-- Exercise brief --
Each entry below is to be duplicated precisely.

·····

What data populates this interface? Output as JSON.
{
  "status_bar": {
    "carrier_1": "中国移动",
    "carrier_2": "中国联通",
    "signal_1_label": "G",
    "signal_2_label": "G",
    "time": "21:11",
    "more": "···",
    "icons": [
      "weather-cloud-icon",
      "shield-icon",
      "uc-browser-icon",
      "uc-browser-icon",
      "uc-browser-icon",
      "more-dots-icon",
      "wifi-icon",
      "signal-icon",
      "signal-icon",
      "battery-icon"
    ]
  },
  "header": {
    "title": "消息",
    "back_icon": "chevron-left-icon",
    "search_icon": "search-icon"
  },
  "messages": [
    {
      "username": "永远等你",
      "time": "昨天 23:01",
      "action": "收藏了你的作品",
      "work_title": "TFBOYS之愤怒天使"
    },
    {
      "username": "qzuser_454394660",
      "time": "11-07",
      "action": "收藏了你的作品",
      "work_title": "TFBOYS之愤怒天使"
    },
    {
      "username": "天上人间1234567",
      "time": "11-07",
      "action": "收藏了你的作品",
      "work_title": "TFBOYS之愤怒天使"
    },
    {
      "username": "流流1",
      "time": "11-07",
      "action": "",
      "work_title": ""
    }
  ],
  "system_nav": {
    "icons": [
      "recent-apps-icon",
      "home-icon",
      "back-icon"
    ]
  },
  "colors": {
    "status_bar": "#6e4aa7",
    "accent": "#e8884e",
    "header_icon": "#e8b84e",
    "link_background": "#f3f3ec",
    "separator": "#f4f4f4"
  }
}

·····

-- Answer section --
What data populates this interface? Output as JSON.
{
  "status_bar": {
    "carrier_1": "中国移动",
    "carrier_2": "中国联通",
    "signal_1_label": "G",
    "signal_2_label": "G",
    "time": "21:11",
    "more": "···",
    "icons": [
      "weather-cloud-icon",
      "shield-icon",
      "uc-browser-icon",
      "uc-browser-icon",
      "uc-browser-icon",
      "more-dots-icon",
      "wifi-icon",
      "signal-icon",
      "signal-icon",
      "battery-icon"
    ]
  },
  "header": {
    "title": "消息",
    "back_icon": "chevron-left-icon",
    "search_icon": "search-icon"
  },
  "messages": [
    {
      "username": "永远等你",
      "time": "昨天 23:01",
      "action": "收藏了你的作品",
      "work_title": "TFBOYS之愤怒天使"
    },
    {
      "username": "qzuser_454394660",
      "time": "11-07",
      "action": "收藏了你的作品",
      "work_title": "TFBOYS之愤怒天使"
    },
    {
      "username": "天上人间1234567",
      "time": "11-07",
      "action": "收藏了你的作品",
      "work_title": "TFBOYS之愤怒天使"
    },
    {
      "username": "流流1",
      "time": "11-07",
      "action": "",
      "work_title": ""
    }
  ],
  "system_nav": {
    "icons": [
      "recent-apps-icon",
      "home-icon",
      "back-icon"
    ]
  },
  "colors": {
    "status_bar": "#6e4aa7",
    "accent": "#e8884e",
    "header_icon": "#e8b84e",
    "link_background": "#f3f3ec",
    "separator": "#f4f4f4"
  }
}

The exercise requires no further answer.